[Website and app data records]
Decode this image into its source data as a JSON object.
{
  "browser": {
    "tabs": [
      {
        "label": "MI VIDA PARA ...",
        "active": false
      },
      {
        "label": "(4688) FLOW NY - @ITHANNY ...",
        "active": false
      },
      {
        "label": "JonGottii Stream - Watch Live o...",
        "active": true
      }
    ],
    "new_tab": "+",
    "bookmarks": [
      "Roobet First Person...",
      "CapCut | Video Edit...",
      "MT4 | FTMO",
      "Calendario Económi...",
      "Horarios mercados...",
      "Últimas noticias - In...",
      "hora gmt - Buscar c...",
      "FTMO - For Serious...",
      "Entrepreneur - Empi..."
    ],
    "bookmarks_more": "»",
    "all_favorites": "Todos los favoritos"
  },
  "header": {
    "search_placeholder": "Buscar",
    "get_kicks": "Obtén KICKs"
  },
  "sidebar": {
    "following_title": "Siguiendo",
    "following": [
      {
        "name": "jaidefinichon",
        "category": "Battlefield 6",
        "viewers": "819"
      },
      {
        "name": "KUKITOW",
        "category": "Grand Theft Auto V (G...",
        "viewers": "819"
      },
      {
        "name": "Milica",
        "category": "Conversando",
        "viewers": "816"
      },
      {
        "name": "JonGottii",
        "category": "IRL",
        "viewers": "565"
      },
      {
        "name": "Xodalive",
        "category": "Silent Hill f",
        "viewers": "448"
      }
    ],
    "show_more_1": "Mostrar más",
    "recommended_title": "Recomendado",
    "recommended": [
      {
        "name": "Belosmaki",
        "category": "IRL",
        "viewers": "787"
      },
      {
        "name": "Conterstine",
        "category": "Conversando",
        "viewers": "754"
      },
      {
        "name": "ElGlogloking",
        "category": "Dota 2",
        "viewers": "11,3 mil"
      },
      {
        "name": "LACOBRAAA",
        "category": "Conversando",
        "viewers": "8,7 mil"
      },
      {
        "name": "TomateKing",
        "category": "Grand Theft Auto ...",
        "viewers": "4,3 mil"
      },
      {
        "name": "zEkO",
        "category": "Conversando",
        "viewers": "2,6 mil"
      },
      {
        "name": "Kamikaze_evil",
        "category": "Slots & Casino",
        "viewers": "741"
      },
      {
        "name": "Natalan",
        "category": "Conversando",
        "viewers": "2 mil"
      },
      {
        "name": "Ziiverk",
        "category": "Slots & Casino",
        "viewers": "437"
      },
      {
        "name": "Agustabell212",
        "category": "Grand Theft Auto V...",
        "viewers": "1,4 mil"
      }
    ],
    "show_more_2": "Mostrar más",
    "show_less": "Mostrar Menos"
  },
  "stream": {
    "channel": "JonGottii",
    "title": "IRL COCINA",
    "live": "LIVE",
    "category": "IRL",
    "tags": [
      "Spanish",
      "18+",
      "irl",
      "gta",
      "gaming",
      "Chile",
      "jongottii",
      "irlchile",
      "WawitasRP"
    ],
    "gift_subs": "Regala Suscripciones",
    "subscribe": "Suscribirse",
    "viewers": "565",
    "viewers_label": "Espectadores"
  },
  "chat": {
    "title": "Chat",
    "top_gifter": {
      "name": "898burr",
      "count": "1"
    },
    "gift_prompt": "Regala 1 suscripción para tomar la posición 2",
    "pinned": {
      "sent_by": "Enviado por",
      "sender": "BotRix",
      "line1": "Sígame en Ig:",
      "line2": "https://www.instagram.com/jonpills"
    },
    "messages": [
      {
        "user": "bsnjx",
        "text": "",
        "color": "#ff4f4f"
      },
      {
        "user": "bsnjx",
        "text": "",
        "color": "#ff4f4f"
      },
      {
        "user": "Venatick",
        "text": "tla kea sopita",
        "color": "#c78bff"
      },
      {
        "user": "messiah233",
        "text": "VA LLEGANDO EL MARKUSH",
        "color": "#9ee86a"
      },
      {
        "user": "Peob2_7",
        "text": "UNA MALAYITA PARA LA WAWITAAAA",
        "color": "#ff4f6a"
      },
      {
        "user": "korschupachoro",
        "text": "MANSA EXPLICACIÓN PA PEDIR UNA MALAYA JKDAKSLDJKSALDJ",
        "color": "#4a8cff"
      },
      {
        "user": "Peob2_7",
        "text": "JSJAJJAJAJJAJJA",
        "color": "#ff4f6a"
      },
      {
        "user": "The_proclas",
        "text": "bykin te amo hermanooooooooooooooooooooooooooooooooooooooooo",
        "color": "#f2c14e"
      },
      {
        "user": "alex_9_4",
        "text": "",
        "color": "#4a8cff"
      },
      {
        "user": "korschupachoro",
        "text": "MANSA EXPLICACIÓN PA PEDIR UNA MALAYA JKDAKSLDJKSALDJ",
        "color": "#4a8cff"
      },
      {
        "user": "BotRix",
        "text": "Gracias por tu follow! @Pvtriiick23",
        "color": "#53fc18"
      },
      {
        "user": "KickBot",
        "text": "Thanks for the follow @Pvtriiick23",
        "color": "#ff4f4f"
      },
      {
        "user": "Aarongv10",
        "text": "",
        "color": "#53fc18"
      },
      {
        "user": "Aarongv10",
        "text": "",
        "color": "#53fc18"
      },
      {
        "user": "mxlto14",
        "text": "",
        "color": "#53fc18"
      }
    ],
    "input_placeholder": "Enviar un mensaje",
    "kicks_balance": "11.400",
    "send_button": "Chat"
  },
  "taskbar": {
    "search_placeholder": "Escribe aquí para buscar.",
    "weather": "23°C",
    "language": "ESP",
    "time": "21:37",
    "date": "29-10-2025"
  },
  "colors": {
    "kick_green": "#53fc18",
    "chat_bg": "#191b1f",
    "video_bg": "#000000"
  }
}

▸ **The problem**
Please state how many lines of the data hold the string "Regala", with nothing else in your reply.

▸ **Answer below**
2